Look at this simple example above.
- The first error is easy to understand: integers cannot be multiplied with
- The second example fixes the problem, as expected
- The third example raises the question, why is
1000 * time.Millisecondnot a problem? Is
1000also an integer?
Don’t panic, take a closer look at the difference between
rand.Intn(10) * 1000 and
1000: the former is a variable, the type has already been determined, it is reasonable to fail to compile; while the latter is a constant, the type is not
int, belongs to
untyped constants, the compiler will try to convert it to
This aroused my curiosity, what if I write a
Sure enough, it doesn’t work. So what exactly are the rules for type conversion of untyped constants?
First of all, each type of constant corresponds to a default type.
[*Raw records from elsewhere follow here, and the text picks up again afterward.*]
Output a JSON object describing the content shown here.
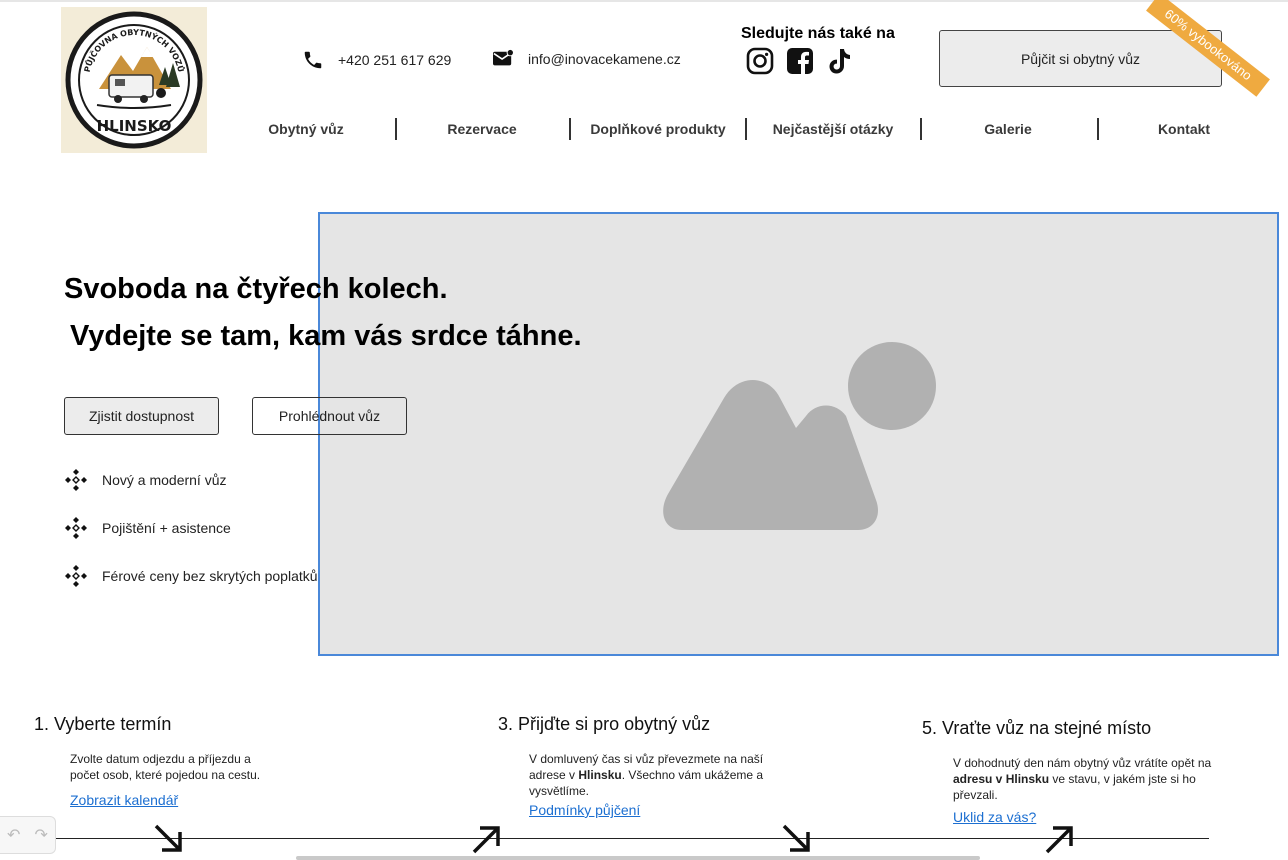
{
  "logo": {
    "arc_text": "PŮJČOVNA OBYTNÝCH VOZŮ",
    "bottom_text": "HLINSKO"
  },
  "contact": {
    "phone": "+420 251 617 629",
    "email": "info@inovacekamene.cz"
  },
  "social": {
    "heading": "Sledujte nás také na",
    "icons": [
      "instagram-icon",
      "facebook-icon",
      "tiktok-icon"
    ]
  },
  "cta": {
    "label": "Půjčit si obytný vůz",
    "ribbon": "60% vybookováno"
  },
  "nav": [
    "Obytný vůz",
    "Rezervace",
    "Doplňkové produkty",
    "Nejčastější otázky",
    "Galerie",
    "Kontakt"
  ],
  "hero": {
    "title_line1": "Svoboda na čtyřech kolech.",
    "title_line2": "Vydejte se tam, kam vás srdce táhne.",
    "button_primary": "Zjistit dostupnost",
    "button_secondary": "Prohlédnout vůz",
    "features": [
      "Nový a moderní vůz",
      "Pojištění + asistence",
      "Férové ceny bez skrytých poplatků"
    ]
  },
  "steps": [
    {
      "title": "1. Vyberte termín",
      "text": "Zvolte datum odjezdu a příjezdu a počet osob, které pojedou na cestu.",
      "link": "Zobrazit kalendář"
    },
    {
      "title": "3. Přijďte si pro obytný vůz",
      "text_before": "V domluvený čas si vůz převezmete na naší adrese v ",
      "text_bold": "Hlinsku",
      "text_after": ". Všechno vám ukážeme a vysvětlíme.",
      "link": "Podmínky půjčení"
    },
    {
      "title": "5. Vraťte vůz na stejné místo",
      "text_before": "V dohodnutý den nám obytný vůz vrátíte opět na ",
      "text_bold": "adresu v Hlinsku",
      "text_after": " ve stavu, v jakém jste si ho převzali.",
      "link": "Uklid za vás?"
    }
  ],
  "colors": {
    "accent_ribbon": "#efaa40",
    "link": "#1c6fd1",
    "image_border": "#4a88d9",
    "placeholder": "#e5e5e5"
  }
}
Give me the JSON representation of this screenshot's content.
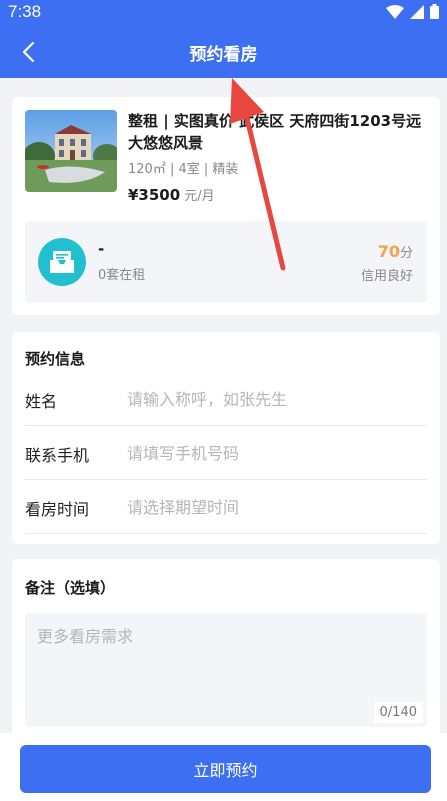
{
  "status_bar": {
    "time": "7:38"
  },
  "nav": {
    "title": "预约看房"
  },
  "house": {
    "title": "整租 | 实图真价 武侯区 天府四街1203号远大悠悠风景",
    "meta": "120㎡ | 4室 | 精装",
    "price": "¥3500",
    "price_unit": "元/月"
  },
  "landlord": {
    "name": "-",
    "listing_count": "0套在租",
    "credit_score": "70",
    "credit_unit": "分",
    "credit_label": "信用良好"
  },
  "form": {
    "section_title": "预约信息",
    "name_label": "姓名",
    "name_placeholder": "请输入称呼，如张先生",
    "phone_label": "联系手机",
    "phone_placeholder": "请填写手机号码",
    "time_label": "看房时间",
    "time_placeholder": "请选择期望时间"
  },
  "note": {
    "section_title": "备注（选填）",
    "placeholder": "更多看房需求",
    "counter": "0/140"
  },
  "submit": {
    "label": "立即预约"
  },
  "colors": {
    "primary": "#3d6ff2",
    "score": "#f5a04e",
    "avatar": "#21bfcf",
    "annotation_arrow": "#e8473f"
  },
  "icons": [
    "back-arrow-icon",
    "wifi-icon",
    "signal-icon",
    "battery-icon",
    "landlord-avatar-icon"
  ]
}
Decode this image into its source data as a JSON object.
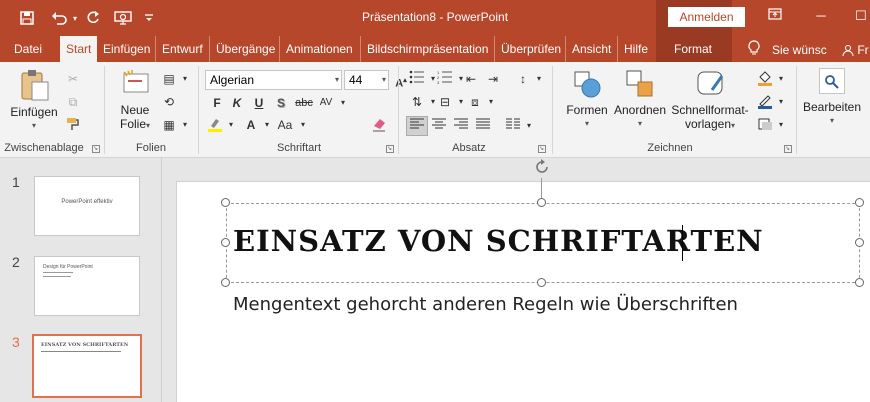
{
  "window": {
    "title": "Präsentation8 - PowerPoint",
    "signin_label": "Anmelden",
    "minimize": "─",
    "restore": "☐",
    "ribbon_options": "⧉"
  },
  "qat": {
    "save_icon": "💾",
    "undo_icon": "↶",
    "redo_icon": "↻",
    "present_icon": "⊙",
    "customize_icon": "⌄"
  },
  "tabs": [
    {
      "label": "Datei"
    },
    {
      "label": "Start"
    },
    {
      "label": "Einfügen"
    },
    {
      "label": "Entwurf"
    },
    {
      "label": "Übergänge"
    },
    {
      "label": "Animationen"
    },
    {
      "label": "Bildschirmpräsentation"
    },
    {
      "label": "Überprüfen"
    },
    {
      "label": "Ansicht"
    },
    {
      "label": "Hilfe"
    },
    {
      "label": "Format"
    }
  ],
  "tell_me": "Sie wünsc",
  "share_partial": "Fr",
  "groups": {
    "clipboard": {
      "label": "Zwischenablage",
      "paste": "Einfügen"
    },
    "slides": {
      "label": "Folien",
      "new_slide_1": "Neue",
      "new_slide_2": "Folie"
    },
    "font": {
      "label": "Schriftart",
      "font_name": "Algerian",
      "font_size": "44"
    },
    "paragraph": {
      "label": "Absatz"
    },
    "drawing": {
      "label": "Zeichnen",
      "shapes": "Formen",
      "arrange": "Anordnen",
      "quick_styles_1": "Schnellformat-",
      "quick_styles_2": "vorlagen"
    },
    "editing": {
      "label": "Bearbeiten"
    }
  },
  "font_buttons": {
    "bold": "F",
    "italic": "K",
    "underline": "U",
    "shadow": "S",
    "strike": "abc",
    "spacing": "AV",
    "case": "Aa",
    "clear": "A"
  },
  "thumbnails": [
    {
      "num": "1",
      "text": "PowerPoint effektiv"
    },
    {
      "num": "2",
      "text": "Design für PowerPoint"
    },
    {
      "num": "3",
      "text": "Einsatz von Schriftarten"
    }
  ],
  "slide": {
    "title": "Einsatz von Schriftarten",
    "body": "Mengentext gehorcht anderen Regeln wie Überschriften"
  },
  "colors": {
    "accent": "#b7472a",
    "selection": "#e07050"
  }
}
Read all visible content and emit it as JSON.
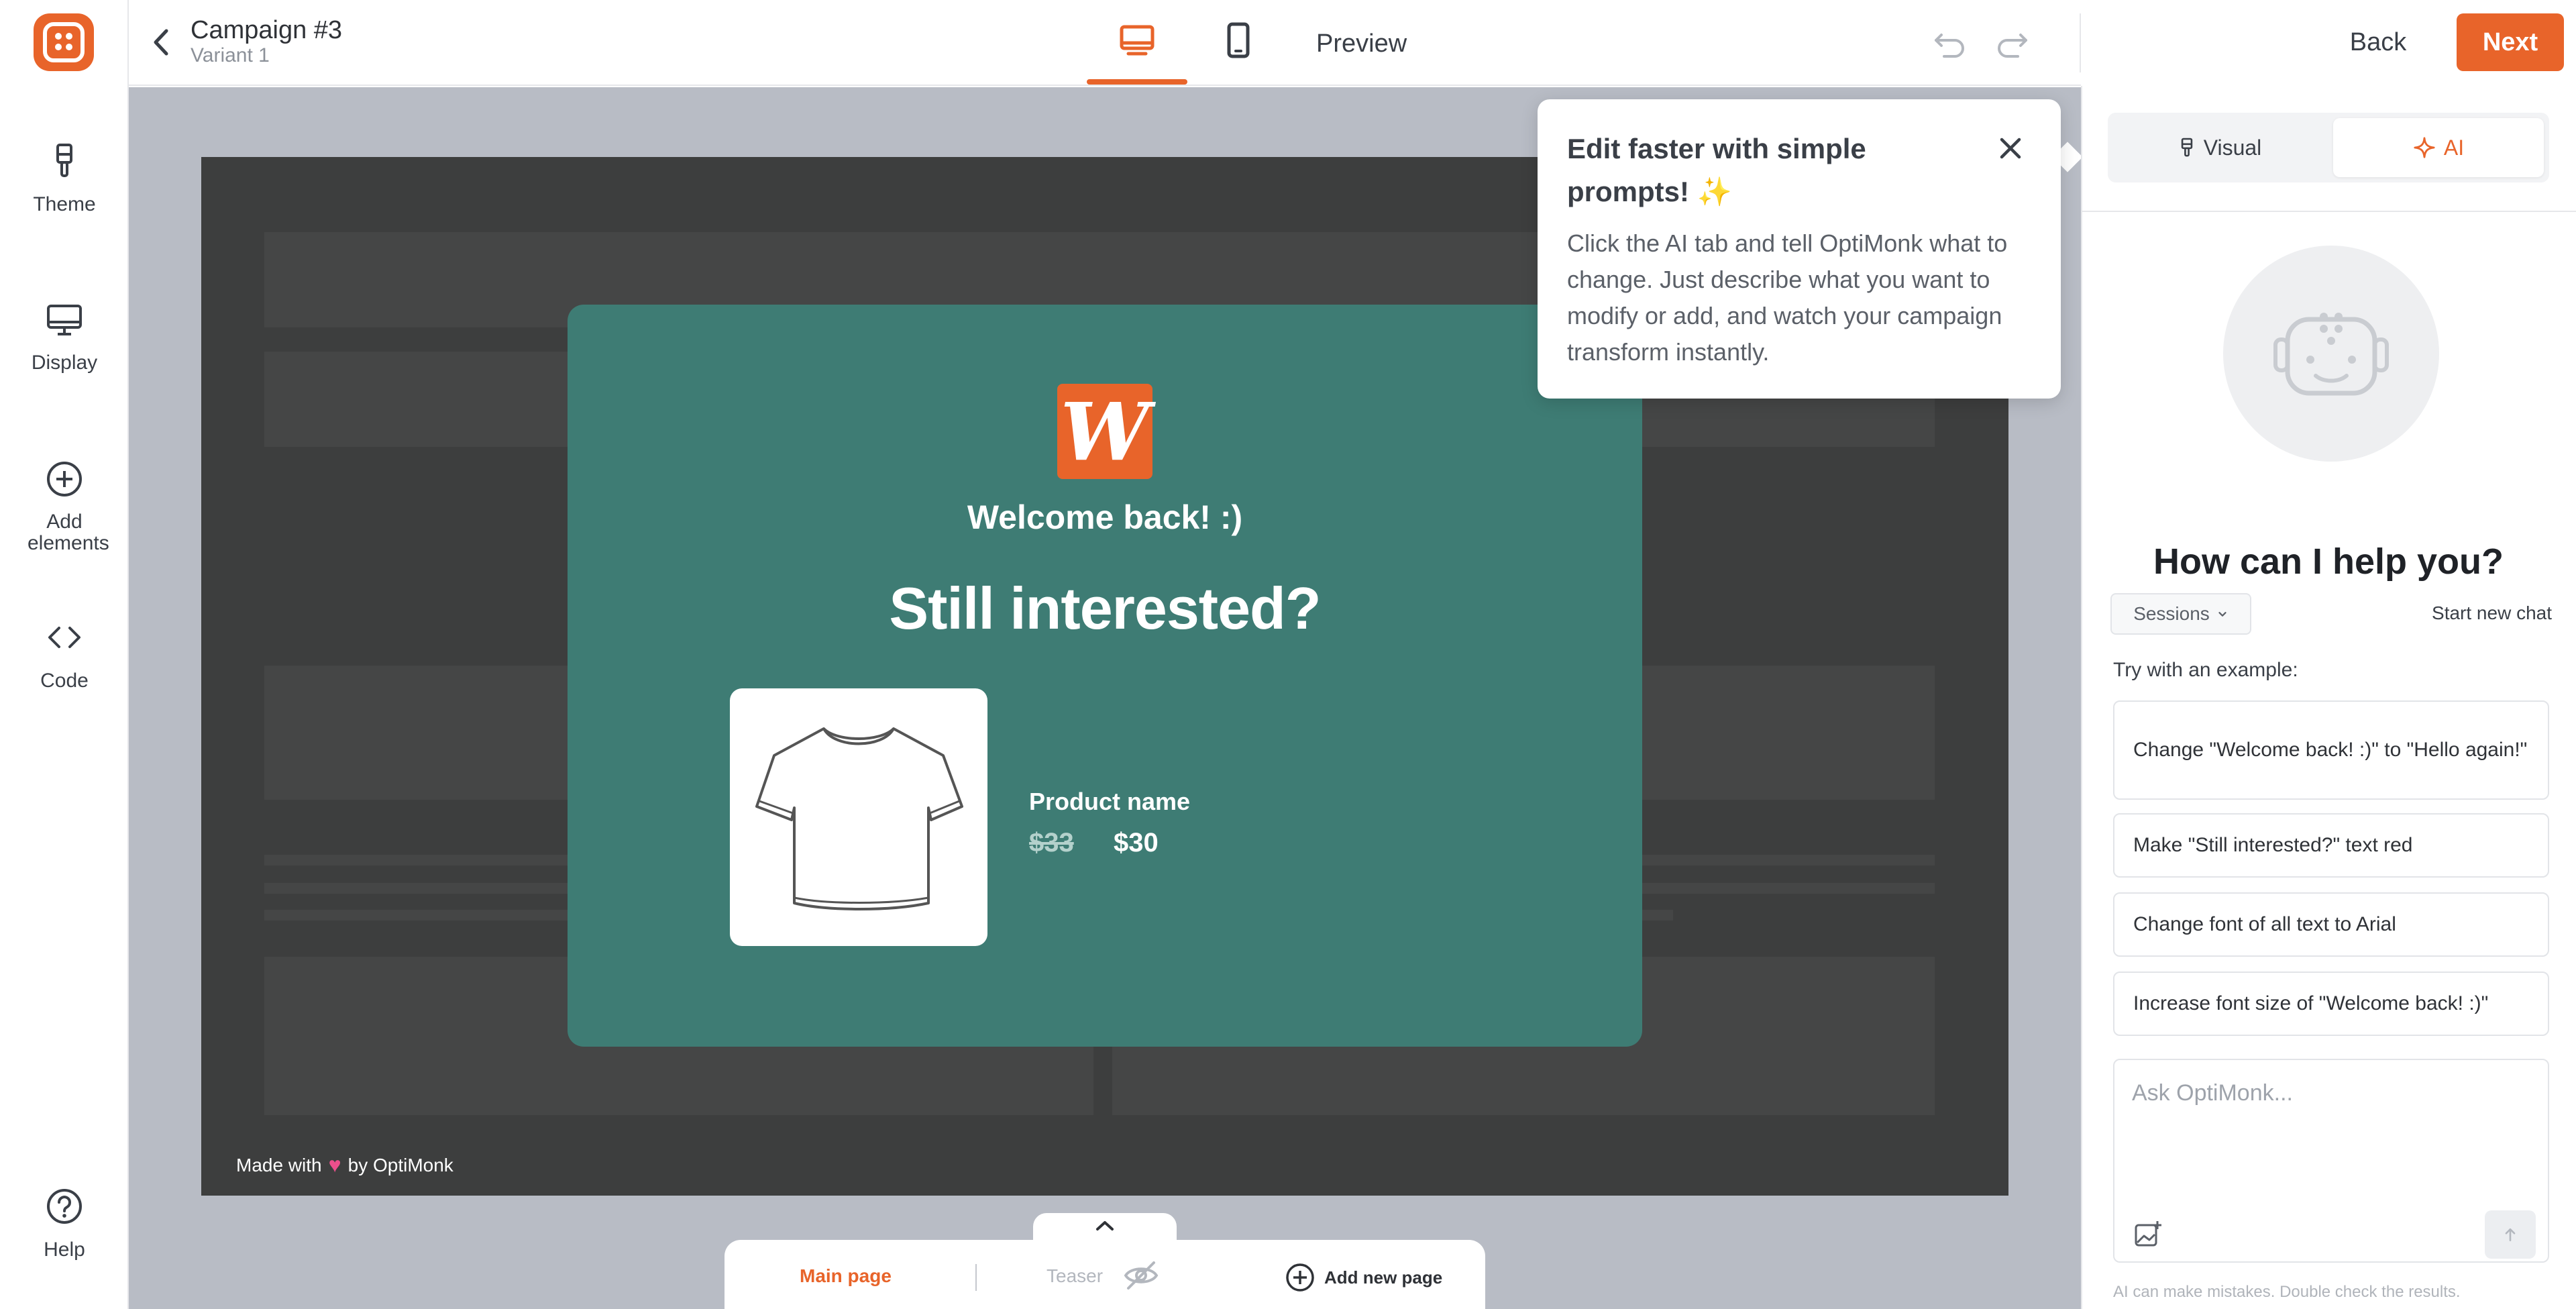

Then, take a look at the definition of
That means the default type of
int and the compiler will try to do a type conversion
int are fully compatible, so the compilation passes.